For 30 years Scott Portzline has researched the issue of sabotage and terrorism of nuclear power plants. His research has been recognized by the US Departments of Energy and Homeland Security, and various military branches. In the first half, he discussed several nuclear disasters and how some are still poisoning the planet. Speaking about the Three Mile Island accident (its 40th anniversary is today) in which there was a partial meltdown of a nuclear reactor, he believes there was evidence of insider sabotage instigated by a cult in Harrisburg, PA. The cult had issued a warning before the incident that the area near the nuclear plant would be uninhabitable.
In the Fukushima disaster, the Japanese people have struggled to believe that their government might lie or misrepresent the situation to them, Portzline commented. He expressed concern over terrorists using nuclear plants as targets and the devastation that might be wrought.
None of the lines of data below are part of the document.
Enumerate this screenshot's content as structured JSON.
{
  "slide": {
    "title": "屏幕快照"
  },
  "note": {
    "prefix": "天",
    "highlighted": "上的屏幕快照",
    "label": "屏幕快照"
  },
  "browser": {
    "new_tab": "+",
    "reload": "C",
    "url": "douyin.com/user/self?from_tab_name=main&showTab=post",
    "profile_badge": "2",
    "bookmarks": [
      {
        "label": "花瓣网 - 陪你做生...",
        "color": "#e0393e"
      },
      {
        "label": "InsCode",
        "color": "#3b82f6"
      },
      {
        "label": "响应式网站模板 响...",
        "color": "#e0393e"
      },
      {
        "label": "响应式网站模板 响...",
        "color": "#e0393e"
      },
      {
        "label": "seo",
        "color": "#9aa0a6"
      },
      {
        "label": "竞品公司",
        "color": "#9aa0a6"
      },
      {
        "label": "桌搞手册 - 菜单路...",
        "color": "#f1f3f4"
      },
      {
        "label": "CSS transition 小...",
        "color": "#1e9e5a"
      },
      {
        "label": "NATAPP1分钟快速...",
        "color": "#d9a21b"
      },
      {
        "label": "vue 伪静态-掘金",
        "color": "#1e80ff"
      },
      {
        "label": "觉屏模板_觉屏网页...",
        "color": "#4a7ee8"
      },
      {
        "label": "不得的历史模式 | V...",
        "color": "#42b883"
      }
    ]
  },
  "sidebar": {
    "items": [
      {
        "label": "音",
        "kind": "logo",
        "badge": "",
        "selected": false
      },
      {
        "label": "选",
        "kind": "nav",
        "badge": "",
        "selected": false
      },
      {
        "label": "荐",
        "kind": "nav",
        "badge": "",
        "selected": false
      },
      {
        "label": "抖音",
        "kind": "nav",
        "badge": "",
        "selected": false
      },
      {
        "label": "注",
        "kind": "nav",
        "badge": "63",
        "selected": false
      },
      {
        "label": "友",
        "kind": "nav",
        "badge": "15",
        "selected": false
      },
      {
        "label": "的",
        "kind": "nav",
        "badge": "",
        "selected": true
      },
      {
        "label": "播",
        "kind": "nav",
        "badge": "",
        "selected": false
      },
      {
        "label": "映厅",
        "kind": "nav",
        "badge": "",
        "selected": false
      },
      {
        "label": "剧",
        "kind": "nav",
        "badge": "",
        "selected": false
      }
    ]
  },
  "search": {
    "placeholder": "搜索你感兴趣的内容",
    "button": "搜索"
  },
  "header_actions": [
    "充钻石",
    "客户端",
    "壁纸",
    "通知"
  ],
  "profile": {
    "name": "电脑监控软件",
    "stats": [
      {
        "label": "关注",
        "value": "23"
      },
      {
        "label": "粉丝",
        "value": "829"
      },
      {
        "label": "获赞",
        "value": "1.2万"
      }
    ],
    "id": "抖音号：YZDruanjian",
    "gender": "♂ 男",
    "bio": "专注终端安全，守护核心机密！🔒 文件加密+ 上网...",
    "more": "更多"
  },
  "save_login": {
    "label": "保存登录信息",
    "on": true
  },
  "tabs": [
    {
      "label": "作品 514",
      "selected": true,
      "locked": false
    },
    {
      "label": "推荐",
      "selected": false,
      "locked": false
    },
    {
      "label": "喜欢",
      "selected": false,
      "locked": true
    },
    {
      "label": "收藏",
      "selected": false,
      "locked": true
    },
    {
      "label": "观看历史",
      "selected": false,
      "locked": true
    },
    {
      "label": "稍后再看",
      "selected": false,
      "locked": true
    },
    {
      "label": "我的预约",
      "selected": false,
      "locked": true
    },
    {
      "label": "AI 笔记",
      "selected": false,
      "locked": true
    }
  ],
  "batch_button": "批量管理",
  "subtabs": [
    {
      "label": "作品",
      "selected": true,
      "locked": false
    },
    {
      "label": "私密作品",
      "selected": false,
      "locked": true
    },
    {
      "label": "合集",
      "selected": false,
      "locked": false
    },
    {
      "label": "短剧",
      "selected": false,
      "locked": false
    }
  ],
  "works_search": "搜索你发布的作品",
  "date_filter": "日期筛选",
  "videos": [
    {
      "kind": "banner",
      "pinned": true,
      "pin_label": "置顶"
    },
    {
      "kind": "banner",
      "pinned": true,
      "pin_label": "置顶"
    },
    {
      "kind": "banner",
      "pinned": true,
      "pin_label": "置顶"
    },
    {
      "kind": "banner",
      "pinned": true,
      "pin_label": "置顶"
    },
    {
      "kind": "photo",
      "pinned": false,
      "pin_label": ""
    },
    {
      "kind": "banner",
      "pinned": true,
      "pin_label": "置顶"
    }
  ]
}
Whether through accidents or terrorism, nuclear radiation could lead to mutations in the genome that might change the human body in drastic ways, he added. He also spoke about the threat of hackers and detailed an incident involving a Russian group that used a "spearphishing" attack on Westinghouse Nuclear Headquarters this past October.
One of America's top astronomy writers, Bob Berman, wrote the popular "Night Watchman" column for Discover for seventeen years. In the latter half, he addressed a wide array of powerful celestial events including solar storms, gamma-ray bursts, and other upheavals. Our moon actually provides stability for the Earth, he explained, and without one the planet would tilt more drastically over time, causing temperature extremes. There have been five mass extinctions over the eons on Earth, and some say we are in the midst of a sixth one, he cited.
In the first extinction, 441 million years ago, around 86% of all life forms died. It's possible, he postulated, that we live in a double-star system, "and our companion comes close every 70 million years or so, and when it does, the gravity from it throws all these distant bodies that are out in the Oort cloud" hurling toward us. He shared different Armageddon fears, such as when the tail of Halley's Comet passed through Earth in 1910, and many thought they might die from cyanide exposure. Berman also pointed out that the Earth's north and south poles have been moving rapidly, and we're seeing a weakened magnetic field. While a pole reversal may be underway, he noted that it generally takes between 100 to 1,000 years for this play out.